Start of Source material
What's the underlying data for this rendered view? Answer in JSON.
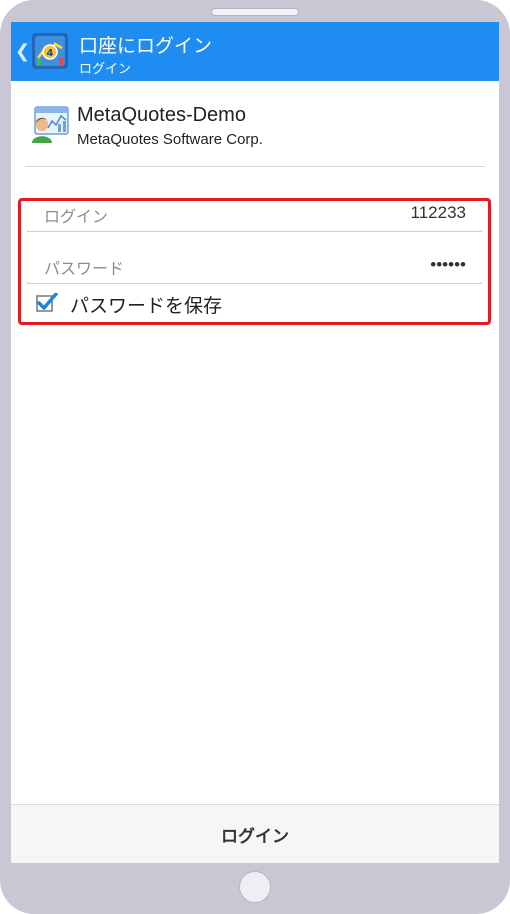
{
  "header": {
    "title": "口座にログイン",
    "subtitle": "ログイン",
    "back_icon": "chevron-left-icon",
    "app_icon": "metatrader-app-icon",
    "color": "#1f8cf2"
  },
  "server": {
    "name": "MetaQuotes-Demo",
    "company": "MetaQuotes Software Corp.",
    "icon": "server-broker-icon"
  },
  "form": {
    "highlight_color": "#e21a22",
    "login_label": "ログイン",
    "login_value": "112233",
    "password_label": "パスワード",
    "password_value": "••••••",
    "save_password_label": "パスワードを保存",
    "save_password_checked": true
  },
  "footer": {
    "login_button_label": "ログイン"
  }
}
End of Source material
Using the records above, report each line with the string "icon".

    "back_icon": "chevron-left-icon",
    "app_icon": "metatrader-app-icon",
    "icon": "server-broker-icon"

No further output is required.